## Problem statement
Your answer should be the complete data, copied exactly.

## Available data
○ ○ ○

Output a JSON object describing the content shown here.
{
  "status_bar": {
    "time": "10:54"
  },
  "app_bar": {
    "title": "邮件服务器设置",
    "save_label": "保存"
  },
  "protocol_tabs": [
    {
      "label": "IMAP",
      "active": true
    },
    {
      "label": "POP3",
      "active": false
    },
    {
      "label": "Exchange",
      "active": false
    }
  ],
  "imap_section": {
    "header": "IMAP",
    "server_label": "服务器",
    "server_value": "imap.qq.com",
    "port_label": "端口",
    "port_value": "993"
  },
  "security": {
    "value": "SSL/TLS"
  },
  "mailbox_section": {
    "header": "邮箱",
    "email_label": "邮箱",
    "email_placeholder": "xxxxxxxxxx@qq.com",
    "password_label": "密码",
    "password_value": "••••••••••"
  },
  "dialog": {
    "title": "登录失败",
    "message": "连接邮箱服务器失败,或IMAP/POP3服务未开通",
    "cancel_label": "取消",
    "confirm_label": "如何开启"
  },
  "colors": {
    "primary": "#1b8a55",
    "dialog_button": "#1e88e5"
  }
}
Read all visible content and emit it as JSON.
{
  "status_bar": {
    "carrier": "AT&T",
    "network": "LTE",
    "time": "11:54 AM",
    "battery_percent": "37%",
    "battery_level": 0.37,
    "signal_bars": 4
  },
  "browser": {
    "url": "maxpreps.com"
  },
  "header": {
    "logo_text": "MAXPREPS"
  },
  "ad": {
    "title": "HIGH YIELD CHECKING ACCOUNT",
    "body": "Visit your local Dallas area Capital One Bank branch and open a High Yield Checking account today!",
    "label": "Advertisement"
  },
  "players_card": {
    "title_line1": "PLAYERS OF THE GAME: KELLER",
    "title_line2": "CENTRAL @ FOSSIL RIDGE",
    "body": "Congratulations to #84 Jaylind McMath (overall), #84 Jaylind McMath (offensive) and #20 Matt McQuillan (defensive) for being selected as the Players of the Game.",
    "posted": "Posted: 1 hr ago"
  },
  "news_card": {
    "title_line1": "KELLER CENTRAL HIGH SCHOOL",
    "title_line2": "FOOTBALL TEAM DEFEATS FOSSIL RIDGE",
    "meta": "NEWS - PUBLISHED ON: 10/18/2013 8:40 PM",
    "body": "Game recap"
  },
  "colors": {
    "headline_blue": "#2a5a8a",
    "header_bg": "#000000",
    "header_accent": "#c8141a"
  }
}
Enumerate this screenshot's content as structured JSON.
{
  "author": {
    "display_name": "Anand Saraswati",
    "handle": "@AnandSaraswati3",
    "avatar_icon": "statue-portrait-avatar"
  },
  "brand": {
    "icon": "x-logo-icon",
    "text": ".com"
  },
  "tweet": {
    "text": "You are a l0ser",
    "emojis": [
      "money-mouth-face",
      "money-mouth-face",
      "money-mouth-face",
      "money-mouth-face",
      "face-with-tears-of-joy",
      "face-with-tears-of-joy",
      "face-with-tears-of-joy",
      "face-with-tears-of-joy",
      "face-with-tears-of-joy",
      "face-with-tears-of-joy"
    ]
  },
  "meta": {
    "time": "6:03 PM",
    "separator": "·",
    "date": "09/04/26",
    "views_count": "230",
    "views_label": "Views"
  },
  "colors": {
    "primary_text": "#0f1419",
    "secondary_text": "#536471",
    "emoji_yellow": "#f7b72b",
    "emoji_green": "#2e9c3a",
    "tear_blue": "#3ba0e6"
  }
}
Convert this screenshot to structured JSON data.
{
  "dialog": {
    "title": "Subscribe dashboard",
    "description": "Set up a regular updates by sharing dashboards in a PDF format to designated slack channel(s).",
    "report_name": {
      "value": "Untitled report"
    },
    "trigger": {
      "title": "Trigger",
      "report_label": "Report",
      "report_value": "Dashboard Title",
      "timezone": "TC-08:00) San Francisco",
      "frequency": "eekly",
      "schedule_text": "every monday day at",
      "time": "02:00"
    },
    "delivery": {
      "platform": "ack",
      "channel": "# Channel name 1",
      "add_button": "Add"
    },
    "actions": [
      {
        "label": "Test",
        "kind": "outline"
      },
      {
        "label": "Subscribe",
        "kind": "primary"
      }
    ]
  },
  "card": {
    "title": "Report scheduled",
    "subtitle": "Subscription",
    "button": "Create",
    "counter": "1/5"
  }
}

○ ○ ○

## Response to the task
Output a JSON object describing the content shown here.
{
  "status_bar": {
    "time": "10:54"
  },
  "app_bar": {
    "title": "邮件服务器设置",
    "save_label": "保存"
  },
  "protocol_tabs": [
    {
      "label": "IMAP",
      "active": true
    },
    {
      "label": "POP3",
      "active": false
    },
    {
      "label": "Exchange",
      "active": false
    }
  ],
  "imap_section": {
    "header": "IMAP",
    "server_label": "服务器",
    "server_value": "imap.qq.com",
    "port_label": "端口",
    "port_value": "993"
  },
  "security": {
    "value": "SSL/TLS"
  },
  "mailbox_section": {
    "header": "邮箱",
    "email_label": "邮箱",
    "email_placeholder": "xxxxxxxxxx@qq.com",
    "password_label": "密码",
    "password_value": "••••••••••"
  },
  "dialog": {
    "title": "登录失败",
    "message": "连接邮箱服务器失败,或IMAP/POP3服务未开通",
    "cancel_label": "取消",
    "confirm_label": "如何开启"
  },
  "colors": {
    "primary": "#1b8a55",
    "dialog_button": "#1e88e5"
  }
}
Read all visible content and emit it as JSON.
{
  "status_bar": {
    "carrier": "AT&T",
    "network": "LTE",
    "time": "11:54 AM",
    "battery_percent": "37%",
    "battery_level": 0.37,
    "signal_bars": 4
  },
  "browser": {
    "url": "maxpreps.com"
  },
  "header": {
    "logo_text": "MAXPREPS"
  },
  "ad": {
    "title": "HIGH YIELD CHECKING ACCOUNT",
    "body": "Visit your local Dallas area Capital One Bank branch and open a High Yield Checking account today!",
    "label": "Advertisement"
  },
  "players_card": {
    "title_line1": "PLAYERS OF THE GAME: KELLER",
    "title_line2": "CENTRAL @ FOSSIL RIDGE",
    "body": "Congratulations to #84 Jaylind McMath (overall), #84 Jaylind McMath (offensive) and #20 Matt McQuillan (defensive) for being selected as the Players of the Game.",
    "posted": "Posted: 1 hr ago"
  },
  "news_card": {
    "title_line1": "KELLER CENTRAL HIGH SCHOOL",
    "title_line2": "FOOTBALL TEAM DEFEATS FOSSIL RIDGE",
    "meta": "NEWS - PUBLISHED ON: 10/18/2013 8:40 PM",
    "body": "Game recap"
  },
  "colors": {
    "headline_blue": "#2a5a8a",
    "header_bg": "#000000",
    "header_accent": "#c8141a"
  }
}
Enumerate this screenshot's content as structured JSON.
{
  "author": {
    "display_name": "Anand Saraswati",
    "handle": "@AnandSaraswati3",
    "avatar_icon": "statue-portrait-avatar"
  },
  "brand": {
    "icon": "x-logo-icon",
    "text": ".com"
  },
  "tweet": {
    "text": "You are a l0ser",
    "emojis": [
      "money-mouth-face",
      "money-mouth-face",
      "money-mouth-face",
      "money-mouth-face",
      "face-with-tears-of-joy",
      "face-with-tears-of-joy",
      "face-with-tears-of-joy",
      "face-with-tears-of-joy",
      "face-with-tears-of-joy",
      "face-with-tears-of-joy"
    ]
  },
  "meta": {
    "time": "6:03 PM",
    "separator": "·",
    "date": "09/04/26",
    "views_count": "230",
    "views_label": "Views"
  },
  "colors": {
    "primary_text": "#0f1419",
    "secondary_text": "#536471",
    "emoji_yellow": "#f7b72b",
    "emoji_green": "#2e9c3a",
    "tear_blue": "#3ba0e6"
  }
}
Convert this screenshot to structured JSON data.
{
  "dialog": {
    "title": "Subscribe dashboard",
    "description": "Set up a regular updates by sharing dashboards in a PDF format to designated slack channel(s).",
    "report_name": {
      "value": "Untitled report"
    },
    "trigger": {
      "title": "Trigger",
      "report_label": "Report",
      "report_value": "Dashboard Title",
      "timezone": "TC-08:00) San Francisco",
      "frequency": "eekly",
      "schedule_text": "every monday day at",
      "time": "02:00"
    },
    "delivery": {
      "platform": "ack",
      "channel": "# Channel name 1",
      "add_button": "Add"
    },
    "actions": [
      {
        "label": "Test",
        "kind": "outline"
      },
      {
        "label": "Subscribe",
        "kind": "primary"
      }
    ]
  },
  "card": {
    "title": "Report scheduled",
    "subtitle": "Subscription",
    "button": "Create",
    "counter": "1/5"
  }
}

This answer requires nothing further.